Craig Mayberry

Mar 17, 2010

At some point in time we need to have a realistic conversation about the overall transportation strategy in the state.  Last year I wrote a blog on this site about mass transit and compared the strategy of Washington State and British Columbia.  In BC they use general fund dollars to cover some of the mass transit spending.  They have consistently invested in mass transit (primarily full functioning bus transportation) for a couple of decades and they now spend about 1/3 of what we do roads and infrastructure.  We should not even be having the debate over the WTA tax increase going to the voters.  The state needs to adjust their transportation strategy to one that is more economically viable and provide the funds instead of WTA going hat in hand every time we want to improve service.

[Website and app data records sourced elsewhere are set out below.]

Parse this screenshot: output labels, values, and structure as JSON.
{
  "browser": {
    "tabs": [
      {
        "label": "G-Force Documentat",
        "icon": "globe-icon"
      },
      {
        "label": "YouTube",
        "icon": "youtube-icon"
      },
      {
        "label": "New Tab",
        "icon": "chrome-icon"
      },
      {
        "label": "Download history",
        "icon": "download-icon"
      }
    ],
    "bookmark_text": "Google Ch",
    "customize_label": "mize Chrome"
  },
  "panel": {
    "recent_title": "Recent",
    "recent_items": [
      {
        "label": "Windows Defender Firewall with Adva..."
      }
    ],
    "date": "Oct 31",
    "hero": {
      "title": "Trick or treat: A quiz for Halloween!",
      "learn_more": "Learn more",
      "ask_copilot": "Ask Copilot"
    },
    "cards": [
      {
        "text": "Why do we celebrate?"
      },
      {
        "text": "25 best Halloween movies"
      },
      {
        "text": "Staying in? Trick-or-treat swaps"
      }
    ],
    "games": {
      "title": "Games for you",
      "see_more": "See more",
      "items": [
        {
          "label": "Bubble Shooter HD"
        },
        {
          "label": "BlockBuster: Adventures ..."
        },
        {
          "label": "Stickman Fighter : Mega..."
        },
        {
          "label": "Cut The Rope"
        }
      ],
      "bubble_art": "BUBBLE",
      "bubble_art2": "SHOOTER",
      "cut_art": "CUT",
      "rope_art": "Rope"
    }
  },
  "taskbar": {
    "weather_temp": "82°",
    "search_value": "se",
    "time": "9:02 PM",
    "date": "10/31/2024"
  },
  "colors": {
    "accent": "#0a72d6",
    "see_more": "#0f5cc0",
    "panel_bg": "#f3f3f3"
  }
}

Marian Beddill

Mar 21, 2010

I support this proposal for additional revenue into the WTA transit system. As just mentioned, more people riding the busses means less people driving their cars, thus less congestion.

Ah - traffic congestion! Can that be solved by road construction? Ask Seattle or Los Angeles or any big city! Road construction does not solve traffic congestion.

When I was an engineering student in the 1950’s (major in Civil with specialties in hydrology and traffic), they taught us that the two principal results of trying to solve congestion by constructing new roads or lanes are:
1) spend a lot of money; and
2) shift the location of the congestion to the next intersection!

Ride the bus! (or walk or bike.)